Extracted data entries
* * *

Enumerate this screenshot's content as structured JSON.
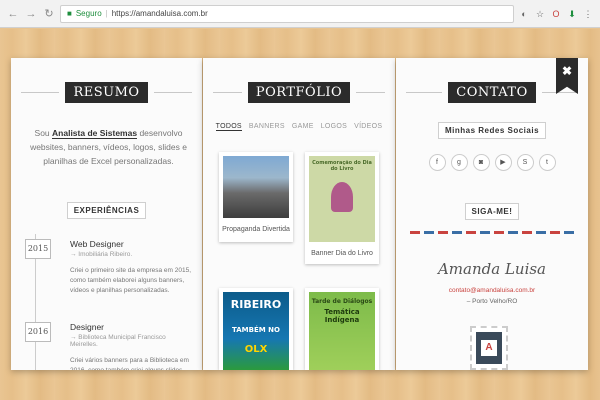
{
  "browser": {
    "secure_label": "Seguro",
    "url": "https://amandaluisa.com.br"
  },
  "resumo": {
    "heading": "RESUMO",
    "intro_pre": "Sou ",
    "intro_strong": "Analista de Sistemas",
    "intro_post": " desenvolvo websites, banners, vídeos, logos, slides e planilhas de Excel personalizadas.",
    "experiences_title": "EXPERIÊNCIAS",
    "experiences": [
      {
        "year": "2015",
        "role": "Web Designer",
        "org": "→ Imobiliária Ribeiro.",
        "desc": "Criei o primeiro site da empresa em 2015, como também elaborei alguns banners, vídeos e planilhas personalizadas."
      },
      {
        "year": "2016",
        "role": "Designer",
        "org": "→ Biblioteca Municipal Francisco Meirelles.",
        "desc": "Criei vários banners para a Biblioteca em 2016, como também criei alguns slides"
      }
    ]
  },
  "portfolio": {
    "heading": "PORTFÓLIO",
    "filters": [
      "TODOS",
      "BANNERS",
      "GAME",
      "LOGOS",
      "VÍDEOS"
    ],
    "items": [
      {
        "label": "Propaganda Divertida"
      },
      {
        "label": "Banner Dia do Livro",
        "thumb_text": "Comemoração do Dia do Livro"
      },
      {
        "label": "",
        "thumb_text_1": "RIBEIRO",
        "thumb_text_2": "TAMBÉM NO",
        "thumb_text_3": "OLX"
      },
      {
        "label": "",
        "thumb_text_1": "Tarde de Diálogos",
        "thumb_text_2": "Temática Indígena"
      }
    ]
  },
  "contato": {
    "heading": "CONTATO",
    "close_label": "✖",
    "social_title": "Minhas Redes Sociais",
    "socials": [
      {
        "icon": "facebook-icon",
        "glyph": "f"
      },
      {
        "icon": "google-plus-icon",
        "glyph": "g"
      },
      {
        "icon": "instagram-icon",
        "glyph": "◙"
      },
      {
        "icon": "youtube-icon",
        "glyph": "▶"
      },
      {
        "icon": "skype-icon",
        "glyph": "S"
      },
      {
        "icon": "tumblr-icon",
        "glyph": "t"
      }
    ],
    "follow_title": "SIGA-ME!",
    "signature": "Amanda Luisa",
    "email": "contato@amandaluisa.com.br",
    "city": "– Porto Velho/RO"
  }
}
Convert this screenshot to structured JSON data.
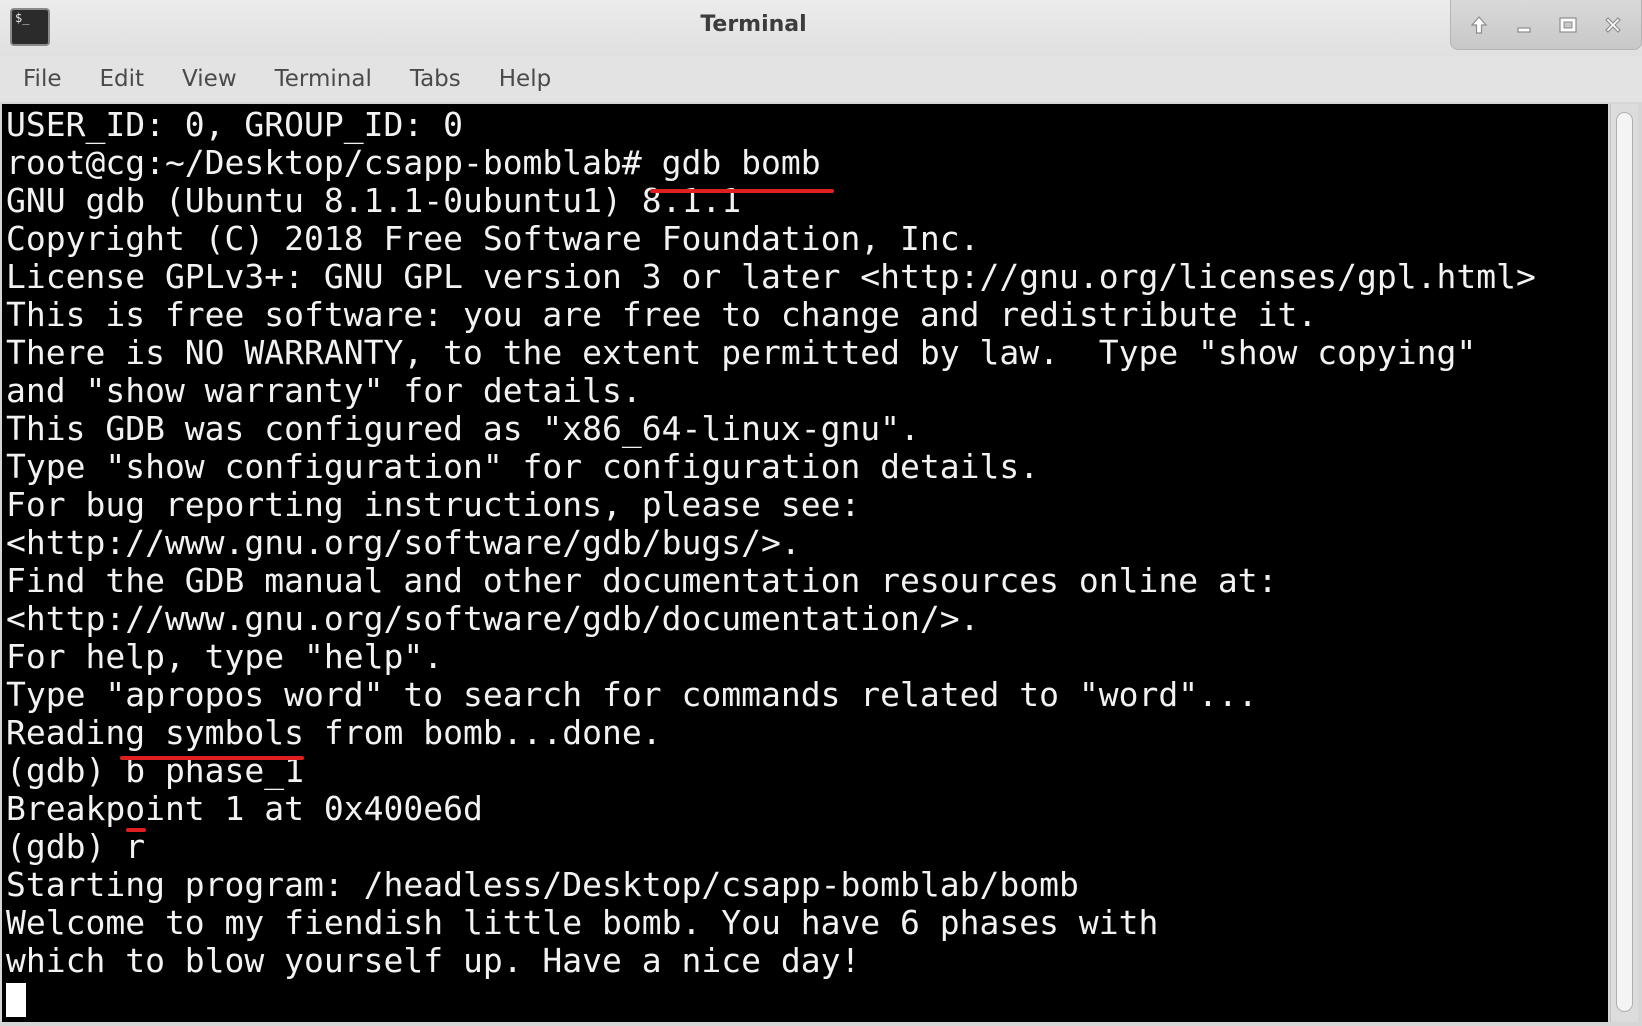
{
  "window": {
    "title": "Terminal",
    "app_icon_text": "$_"
  },
  "menu": [
    "File",
    "Edit",
    "View",
    "Terminal",
    "Tabs",
    "Help"
  ],
  "terminal": {
    "lines": [
      "USER_ID: 0, GROUP_ID: 0",
      "root@cg:~/Desktop/csapp-bomblab# gdb bomb",
      "GNU gdb (Ubuntu 8.1.1-0ubuntu1) 8.1.1",
      "Copyright (C) 2018 Free Software Foundation, Inc.",
      "License GPLv3+: GNU GPL version 3 or later <http://gnu.org/licenses/gpl.html>",
      "This is free software: you are free to change and redistribute it.",
      "There is NO WARRANTY, to the extent permitted by law.  Type \"show copying\"",
      "and \"show warranty\" for details.",
      "This GDB was configured as \"x86_64-linux-gnu\".",
      "Type \"show configuration\" for configuration details.",
      "For bug reporting instructions, please see:",
      "<http://www.gnu.org/software/gdb/bugs/>.",
      "Find the GDB manual and other documentation resources online at:",
      "<http://www.gnu.org/software/gdb/documentation/>.",
      "For help, type \"help\".",
      "Type \"apropos word\" to search for commands related to \"word\"...",
      "Reading symbols from bomb...done.",
      "(gdb) b phase_1",
      "Breakpoint 1 at 0x400e6d",
      "(gdb) r",
      "Starting program: /headless/Desktop/csapp-bomblab/bomb",
      "Welcome to my fiendish little bomb. You have 6 phases with",
      "which to blow yourself up. Have a nice day!"
    ]
  },
  "colors": {
    "terminal_bg": "#000000",
    "terminal_fg": "#f2f2f2",
    "annotation": "#e02020"
  }
}
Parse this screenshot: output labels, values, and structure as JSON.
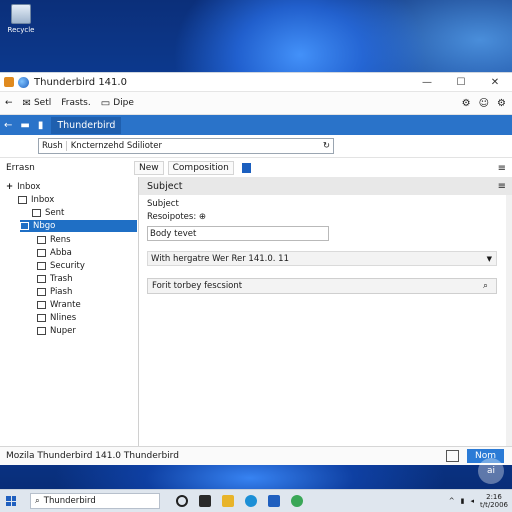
{
  "desktop": {
    "recycle_label": "Recycle"
  },
  "window": {
    "title": "Thunderbird 141.0",
    "controls": [
      "—",
      "☐",
      "✕"
    ]
  },
  "menubar": {
    "back": "←",
    "items": [
      "Setl",
      "Frasts.",
      "Dipe"
    ],
    "right_icons": [
      "⚙",
      "☺",
      "⚙"
    ]
  },
  "tabbar": {
    "tab_label": "Thunderbird"
  },
  "address": {
    "label": "Rush",
    "value": "Kncternzehd Sdilioter",
    "reload": "↻"
  },
  "toolbar": {
    "left_label": "Errasn",
    "buttons": [
      "New",
      "Composition"
    ],
    "more": "≡"
  },
  "sidebar": {
    "folders": [
      {
        "label": "Inbox"
      },
      {
        "label": "Inbox"
      },
      {
        "label": "Sent"
      },
      {
        "label": "Nbgo"
      },
      {
        "label": "Rens"
      },
      {
        "label": "Abba"
      },
      {
        "label": "Security"
      },
      {
        "label": "Trash"
      },
      {
        "label": "Piash"
      },
      {
        "label": "Wrante"
      },
      {
        "label": "Nlines"
      },
      {
        "label": "Nuper"
      }
    ]
  },
  "main": {
    "header": "Subject",
    "menu": "≡",
    "subject_label": "Subject",
    "recipients_label": "Resoipotes: ⊕",
    "body_value": "Body tevet",
    "select_value": "With hergatre Wer Rer 141.0. 11",
    "search_placeholder": "Forit torbey fescsiont"
  },
  "statusbar": {
    "text": "Mozila Thunderbird 141.0 Thunderbird",
    "button": "Nom"
  },
  "taskbar": {
    "search_text": "Thunderbird",
    "clock_time": "2:16",
    "clock_date": "t/t/2006",
    "ai": "ai"
  }
}
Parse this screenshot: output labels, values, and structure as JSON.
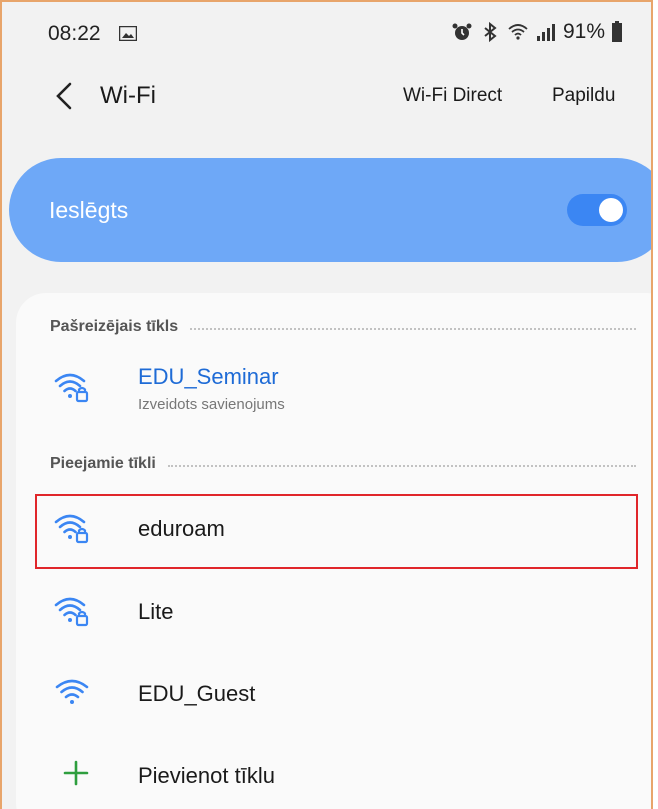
{
  "status_bar": {
    "time": "08:22",
    "battery": "91%",
    "icons": [
      "gallery-icon",
      "alarm-icon",
      "bluetooth-icon",
      "wifi-status-icon",
      "signal-icon",
      "battery-icon"
    ]
  },
  "header": {
    "title": "Wi-Fi",
    "actions": {
      "wifi_direct": "Wi-Fi Direct",
      "more": "Papildu"
    }
  },
  "wifi_toggle": {
    "label": "Ieslēgts",
    "state": "on"
  },
  "sections": {
    "current_label": "Pašreizējais tīkls",
    "available_label": "Pieejamie tīkli"
  },
  "current_network": {
    "name": "EDU_Seminar",
    "status": "Izveidots savienojums",
    "secured": true
  },
  "networks": [
    {
      "name": "eduroam",
      "secured": true
    },
    {
      "name": "Lite",
      "secured": true
    },
    {
      "name": "EDU_Guest",
      "secured": false
    }
  ],
  "add_network": {
    "label": "Pievienot tīklu"
  },
  "colors": {
    "accent": "#3b86f3",
    "toggle_card": "#6ea8f7",
    "current_network_text": "#1e6bd6",
    "highlight": "#e0262a",
    "add_icon": "#2e9e3e"
  }
}
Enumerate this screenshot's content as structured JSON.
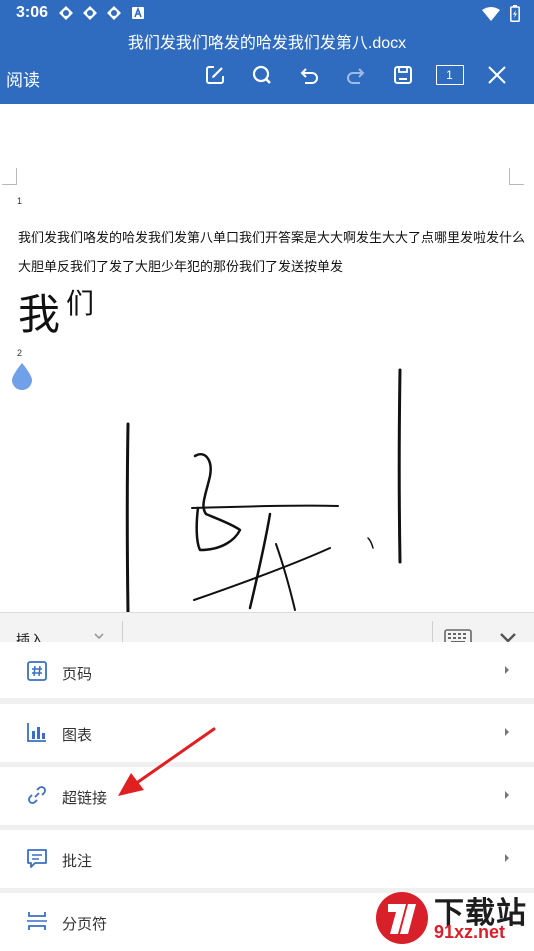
{
  "status_bar": {
    "time": "3:06"
  },
  "app_bar": {
    "title": "我们发我们咯发的哈发我们发第八.docx",
    "mode_label": "阅读",
    "page_count": "1",
    "icons": [
      "edit-icon",
      "search-icon",
      "undo-icon",
      "redo-icon",
      "save-icon",
      "page-count-icon",
      "close-icon"
    ]
  },
  "document": {
    "page1_number": "1",
    "line1": "我们发我们咯发的哈发我们发第八单口我们开答案是大大啊发生大大了点哪里发啦发什么",
    "line2": "大胆单反我们了发了大胆少年犯的那份我们了发送按单发",
    "big_text_a": "我",
    "big_text_b": "们",
    "page2_number": "2"
  },
  "insert_bar": {
    "label": "插入"
  },
  "menu": {
    "items": [
      {
        "label": "页码",
        "icon": "page-number-icon"
      },
      {
        "label": "图表",
        "icon": "chart-icon"
      },
      {
        "label": "超链接",
        "icon": "link-icon"
      },
      {
        "label": "批注",
        "icon": "comment-icon"
      },
      {
        "label": "分页符",
        "icon": "page-break-icon"
      }
    ]
  },
  "watermark": {
    "brand": "下载站",
    "url": "91xz.net"
  },
  "colors": {
    "primary": "#2f6cc0",
    "accent_icon": "#3b6fc2",
    "arrow": "#e02020"
  }
}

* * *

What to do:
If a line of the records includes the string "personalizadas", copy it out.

Exercise answer:
    "intro_post": " desenvolvo websites, banners, vídeos, logos, slides e planilhas de Excel personalizadas.",
        "desc": "Criei o primeiro site da empresa em 2015, como também elaborei alguns banners, vídeos e planilhas personalizadas."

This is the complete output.